== Task objective ==
Using the listing below, extract each line that has the word "mention" in it.

== Material shown ==

***

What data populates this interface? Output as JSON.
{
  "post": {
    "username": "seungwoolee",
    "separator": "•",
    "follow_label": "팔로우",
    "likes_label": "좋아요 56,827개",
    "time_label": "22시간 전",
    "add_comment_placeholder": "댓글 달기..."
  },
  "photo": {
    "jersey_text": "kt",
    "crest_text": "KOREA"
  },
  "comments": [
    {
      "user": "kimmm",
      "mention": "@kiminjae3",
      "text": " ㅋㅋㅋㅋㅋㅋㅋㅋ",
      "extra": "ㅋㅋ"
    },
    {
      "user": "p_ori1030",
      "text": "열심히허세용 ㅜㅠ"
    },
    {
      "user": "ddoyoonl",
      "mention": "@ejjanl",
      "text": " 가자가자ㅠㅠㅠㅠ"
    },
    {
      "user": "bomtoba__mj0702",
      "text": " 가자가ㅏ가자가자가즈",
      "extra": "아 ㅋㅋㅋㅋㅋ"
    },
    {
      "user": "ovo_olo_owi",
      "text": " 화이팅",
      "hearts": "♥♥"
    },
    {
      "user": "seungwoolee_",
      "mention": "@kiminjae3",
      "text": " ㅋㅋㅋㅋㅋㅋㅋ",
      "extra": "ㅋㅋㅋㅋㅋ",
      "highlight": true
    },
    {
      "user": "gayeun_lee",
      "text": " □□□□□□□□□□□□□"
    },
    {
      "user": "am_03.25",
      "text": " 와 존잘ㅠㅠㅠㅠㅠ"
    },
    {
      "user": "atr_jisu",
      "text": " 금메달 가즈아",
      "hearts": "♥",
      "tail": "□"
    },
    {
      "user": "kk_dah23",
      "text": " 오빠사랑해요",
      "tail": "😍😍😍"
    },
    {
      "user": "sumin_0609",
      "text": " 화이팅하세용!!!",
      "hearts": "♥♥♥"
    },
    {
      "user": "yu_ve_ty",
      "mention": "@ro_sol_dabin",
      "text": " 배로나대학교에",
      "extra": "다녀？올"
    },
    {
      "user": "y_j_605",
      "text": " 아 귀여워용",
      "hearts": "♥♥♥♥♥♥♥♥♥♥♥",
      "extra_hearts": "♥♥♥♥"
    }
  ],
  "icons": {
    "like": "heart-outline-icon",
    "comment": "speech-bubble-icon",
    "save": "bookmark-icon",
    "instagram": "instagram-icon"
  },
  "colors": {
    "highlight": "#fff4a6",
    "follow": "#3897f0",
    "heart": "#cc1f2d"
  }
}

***

== Output for this task ==
      "mention": "@kiminjae3",
      "mention": "@ejjanl",
      "mention": "@kiminjae3",
      "mention": "@ro_sol_dabin",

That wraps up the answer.